Police: All Empire State shooting victims were wounded by officersThe last time I was in New York, the police I saw were carrying automatic rifles. Maybe semi-automatic ones would be a better choice for them than handguns: a single shot is both more accurate, and more likely to drop the target, so that fewer rounds are necessary.
...The officers unloaded 16 rounds in the shadow of the Empire State Building at a disgruntled former apparel designer, killing him after he engaged in a gunbattle with police, authorities said.
Three passersby sustained direct gunshot wounds, while the remaining six were hit by fragments, according to New York Police Commissioner Ray Kelly. All injuries were caused by police, he said Saturday.

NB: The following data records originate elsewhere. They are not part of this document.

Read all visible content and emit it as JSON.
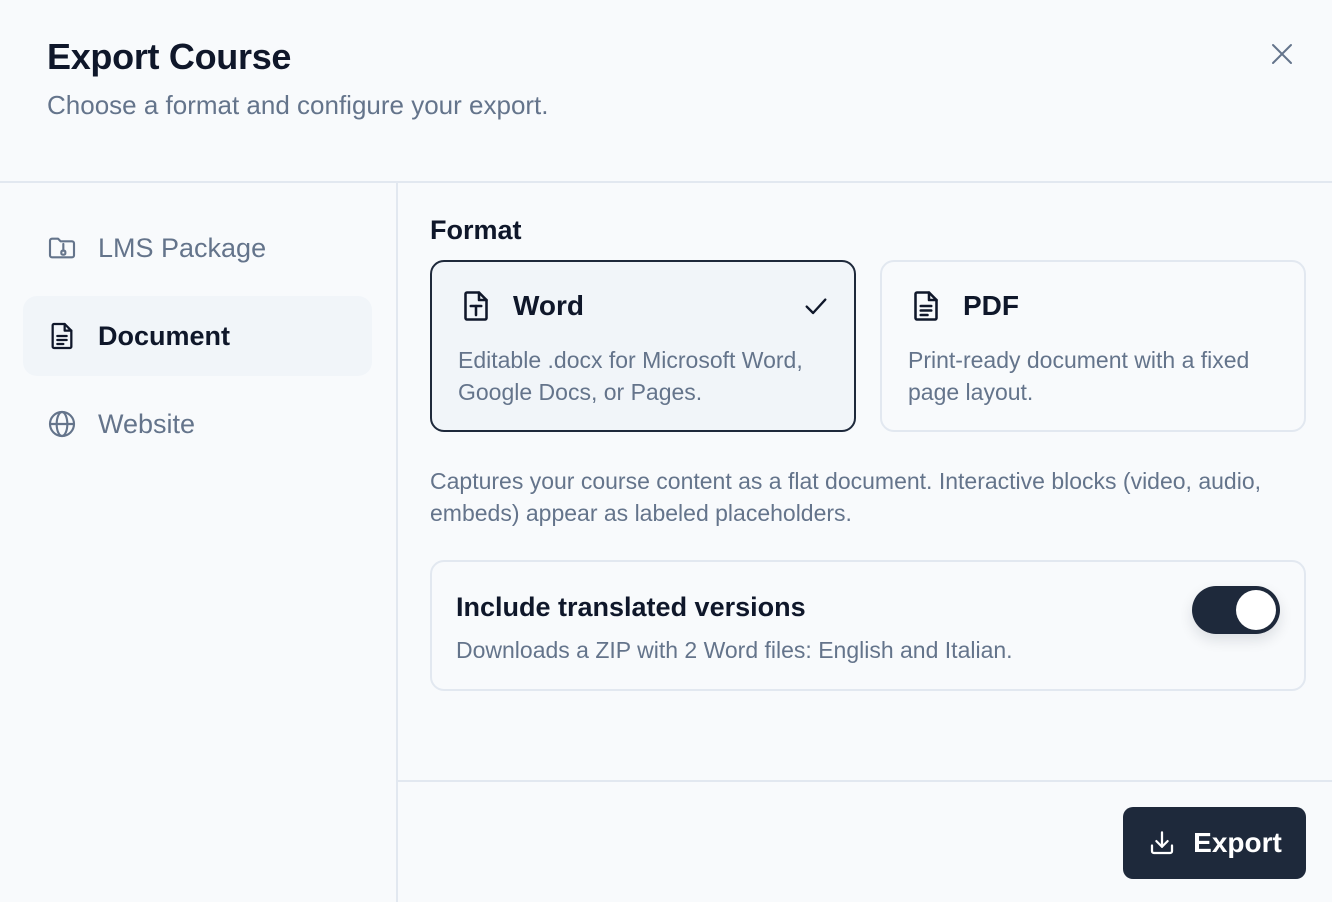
{
  "dialog": {
    "title": "Export Course",
    "subtitle": "Choose a format and configure your export.",
    "close_icon": "close-icon"
  },
  "sidebar": {
    "items": [
      {
        "label": "LMS Package",
        "icon": "folder-package-icon",
        "active": false
      },
      {
        "label": "Document",
        "icon": "document-icon",
        "active": true
      },
      {
        "label": "Website",
        "icon": "globe-icon",
        "active": false
      }
    ]
  },
  "main": {
    "section_label": "Format",
    "formats": [
      {
        "title": "Word",
        "description": "Editable .docx for Microsoft Word, Google Docs, or Pages.",
        "icon": "word-file-icon",
        "selected": true
      },
      {
        "title": "PDF",
        "description": "Print-ready document with a fixed page layout.",
        "icon": "pdf-file-icon",
        "selected": false
      }
    ],
    "info_text": "Captures your course content as a flat document. Interactive blocks (video, audio, embeds) appear as labeled placeholders.",
    "translated_option": {
      "title": "Include translated versions",
      "description": "Downloads a ZIP with 2 Word files: English and Italian.",
      "enabled": true
    }
  },
  "footer": {
    "export_label": "Export",
    "export_icon": "download-icon"
  },
  "colors": {
    "background": "#f8fafc",
    "primary": "#1e293b",
    "muted_text": "#64748b",
    "border": "#e2e8f0"
  }
}
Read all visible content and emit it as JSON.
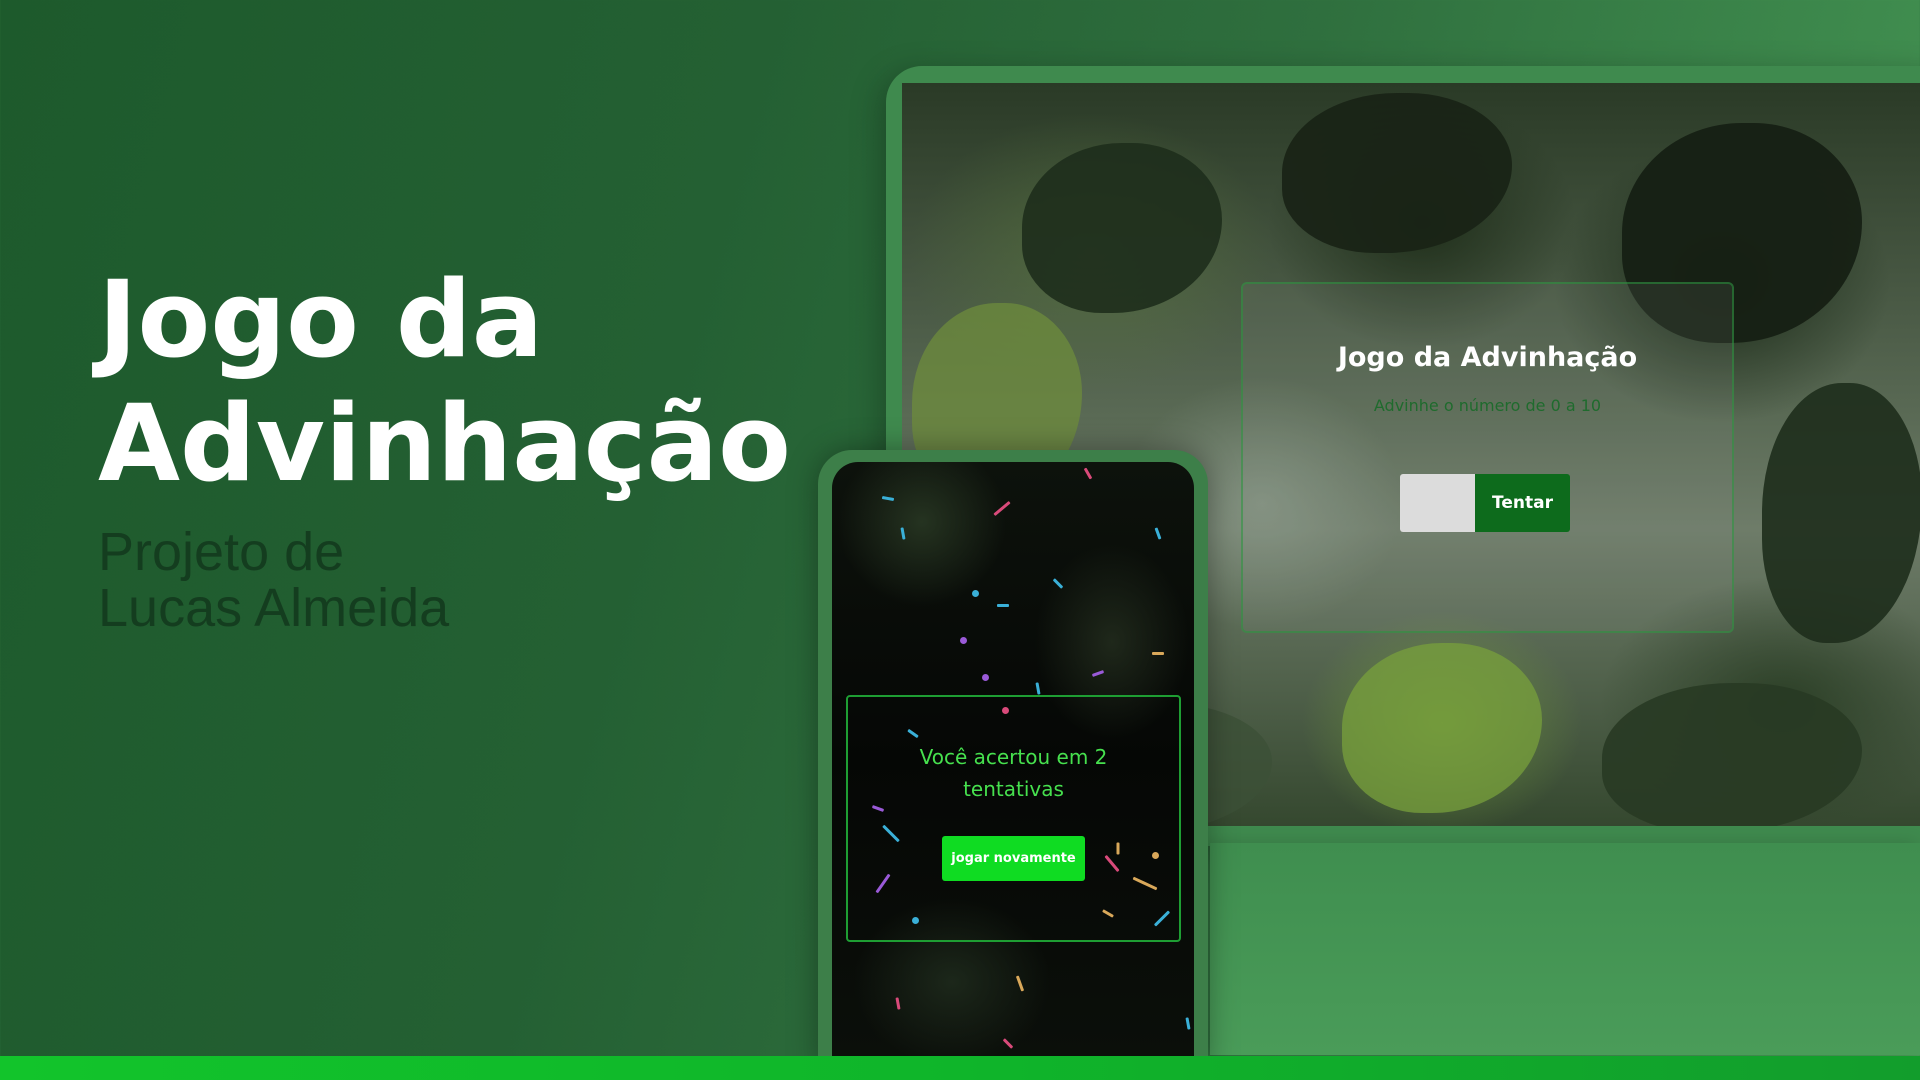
{
  "hero": {
    "title_line1": "Jogo da",
    "title_line2": "Advinhação",
    "subtitle_line1": "Projeto de",
    "subtitle_line2": "Lucas Almeida"
  },
  "desktop_game": {
    "title": "Jogo da Advinhação",
    "hint": "Advinhe o número de 0 a 10",
    "input_value": "",
    "try_button": "Tentar"
  },
  "mobile_game": {
    "win_line1": "Você acertou em 2",
    "win_line2": "tentativas",
    "play_again_button": "jogar novamente"
  },
  "colors": {
    "background": "#246033",
    "accent_green": "#0fdc22",
    "button_dark_green": "#0d6b1c",
    "stripe": "#12c42b"
  }
}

Either that, or -- crazy talk, I know -- you could allow other citizens to be prepared to do their duty to assist.
The FBI reports that in 2010, 19 police officers were slain while alone on patrol. Seven officers were killed with their own weapons. Of 56 officers killed, 16 had fired their own weapons, as Harrison did.... FBI Supplemental Homicide Reports show that private citizens killed police attackers only three times annually since 2000. Yet an unusual and compelling story of self-defense by a concealed carry licensee gets mentioned only by local media."Only three times a year" is a much larger figure when the total number of officers killed is below 60. Those three would nearly round it out to sixty -- except five percent of the time, an ordinary citizen stepped up and saved the cop.
If you view this as something that occurs with statistical regularity, we might start to ask, "What can we do to raise this figure?" Quite a lot of things, if you wanted to do so: especially in places like Chicago and New York, a robust police and private partnership could be highly effective. Consider the benefits of offering free training to citizens, helping them to understand how to report and how to assist, and making sure the police understood to expect and and how to respond to the assistance they were getting.
I would think you could move a substantial number of those officers out of the "killed in the line of duty" column, and over to the "saved by citizen assistance" column. Is that worth doing?